Nine passages/two hours focused on some of the most diffuse and open Dark Star zones of the era. It’s Dark Star, but it’s also infinity. A perfect sequel to the more structured, era-beginning “Dark Starlets” mix, above. 

Original post/download


The Mind Left Body Jam

The first "disc" of this multi-decade anthology complies the 1972-1974 performances of the theme.

Original post/download


The Spanish Jam

The second “disc” of this multi-decade anthology compiles the 1973-1974 performances of the theme.

Original post/download


Cover art: Luigi Serafini - detail from a page of "Pulcinellopaedia Seraphiniana"

Magazine: Live in Boston (August 4, 1979)

This is a customized remix of one of the best live documents of the classic Magazine lineup that included guitarist/composer/occasional-sax-player John McGeoch. By the time they toured in 1980, and recorded their live album “Play,” McGeoch was gone.

In addition to McGeoch’s presence, what I like about this recording/show is the aggressive crunch, which is lacking in nearly all of the (scant) other 1978-1979 recordings that exist in good fidelity. Instead of coming across as a mannered post-punk/proto-synth-band, they hit with the punch of punk - bass, guitar, keyboards, drums, and Howard Devoto all coming for your ears in equal measure. 

The Boston ’79 recording is probably not a complete set list, but it’s close. I’m guessing the ultimate source was an FM broadcast.

The proximate source of the version presented here is the early 1980s vinyl bootleg “Back to Nature,” which I believe remains the only source for the show. The raw LP contains quite a bit of distortion, but when I scrutinized it, I discovered that it was a mono recording, and that the distortion was almost entirely in one channel. 

The customized version presented here is therefore the clean vinyl channel doubled to two-channel mono for the digital rip, with some mild EQ applied. Without the noisy channel, the recording really stands up.

51-minute mp3 mix zipped up here

  • My Tulpa
  • Give Me Everything
  • Definitive Gaze
  • Back to Nature
  • Parade
  • Boredom
  • Permafrost
  • The Light Pours Out of Me
  • I Love You Big Dummy
  • Thank You
  • My Mind Ain’t So Open 

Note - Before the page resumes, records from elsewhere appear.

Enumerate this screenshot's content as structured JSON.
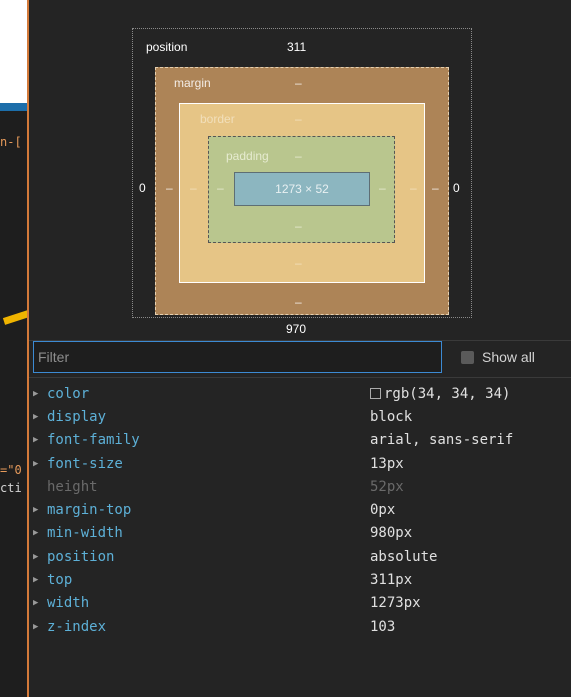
{
  "box_model": {
    "position_label": "position",
    "position_top": "311",
    "position_left": "0",
    "position_right": "0",
    "position_bottom": "970",
    "margin_label": "margin",
    "margin_top": "–",
    "margin_left": "–",
    "margin_right": "–",
    "margin_bottom": "–",
    "border_label": "border",
    "border_top": "–",
    "border_left": "–",
    "border_right": "–",
    "border_bottom": "–",
    "padding_label": "padding",
    "padding_top": "–",
    "padding_left": "–",
    "padding_right": "–",
    "padding_bottom": "–",
    "content": "1273 × 52"
  },
  "filter": {
    "placeholder": "Filter",
    "show_all_label": "Show all"
  },
  "properties": [
    {
      "name": "color",
      "value": "rgb(34, 34, 34)",
      "swatch": "#222222",
      "expandable": true,
      "inactive": false
    },
    {
      "name": "display",
      "value": "block",
      "expandable": true,
      "inactive": false
    },
    {
      "name": "font-family",
      "value": "arial, sans-serif",
      "expandable": true,
      "inactive": false
    },
    {
      "name": "font-size",
      "value": "13px",
      "expandable": true,
      "inactive": false
    },
    {
      "name": "height",
      "value": "52px",
      "expandable": false,
      "inactive": true
    },
    {
      "name": "margin-top",
      "value": "0px",
      "expandable": true,
      "inactive": false
    },
    {
      "name": "min-width",
      "value": "980px",
      "expandable": true,
      "inactive": false
    },
    {
      "name": "position",
      "value": "absolute",
      "expandable": true,
      "inactive": false
    },
    {
      "name": "top",
      "value": "311px",
      "expandable": true,
      "inactive": false
    },
    {
      "name": "width",
      "value": "1273px",
      "expandable": true,
      "inactive": false
    },
    {
      "name": "z-index",
      "value": "103",
      "expandable": true,
      "inactive": false
    }
  ],
  "background_code": [
    "n-[",
    "=\"0",
    "cti"
  ],
  "colors": {
    "accent_border": "#d47a3a",
    "filter_focus": "#3c8ad3",
    "property_name": "#5db0d7",
    "arrow": "#f0b400"
  }
}
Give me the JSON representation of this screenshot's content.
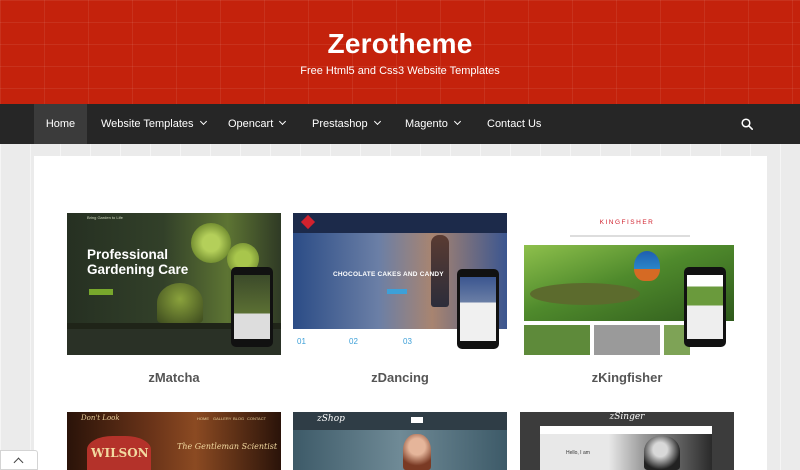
{
  "header": {
    "title": "Zerotheme",
    "tagline": "Free Html5 and Css3 Website Templates"
  },
  "nav": {
    "items": [
      {
        "label": "Home",
        "active": true,
        "dropdown": false
      },
      {
        "label": "Website Templates",
        "dropdown": true
      },
      {
        "label": "Opencart",
        "dropdown": true
      },
      {
        "label": "Prestashop",
        "dropdown": true
      },
      {
        "label": "Magento",
        "dropdown": true
      },
      {
        "label": "Contact Us",
        "dropdown": false
      }
    ],
    "search_icon": "search-icon"
  },
  "cards": [
    {
      "title": "zMatcha",
      "hero": "Professional Gardening Care",
      "sub": "Bring Garden to Life"
    },
    {
      "title": "zDancing",
      "hero": "CHOCOLATE CAKES AND CANDY",
      "stats": [
        "01",
        "02",
        "03"
      ]
    },
    {
      "title": "zKingfisher",
      "brand": "KINGFISHER"
    },
    {
      "title": "",
      "brand": "Don't Look",
      "sign": "WILSON",
      "caption": "The Gentleman Scientist",
      "menu": [
        "HOME",
        "GALLERY",
        "BLOG",
        "CONTACT"
      ]
    },
    {
      "title": "",
      "brand": "zShop"
    },
    {
      "title": "",
      "brand": "zSinger",
      "caption": "Hello, I am"
    }
  ],
  "colors": {
    "header_red": "#c4220c",
    "nav_bg": "#262626",
    "title_gray": "#555555"
  }
}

For the curious, I’ve compiled a Spotify playlist of 1978-1979 live performances of songs that do not appear on the Boston ’79 tape. The first three - released as 12-inch b-sides in 1980 (but recorded earlier) - are the sonic peak of available McGeogh-era recordings, including the definitive version of “20 Years Ago.” The additional tracks come from the other official sources, all of which I find less compelling than the Boston tape - but great to hear the extra songs live.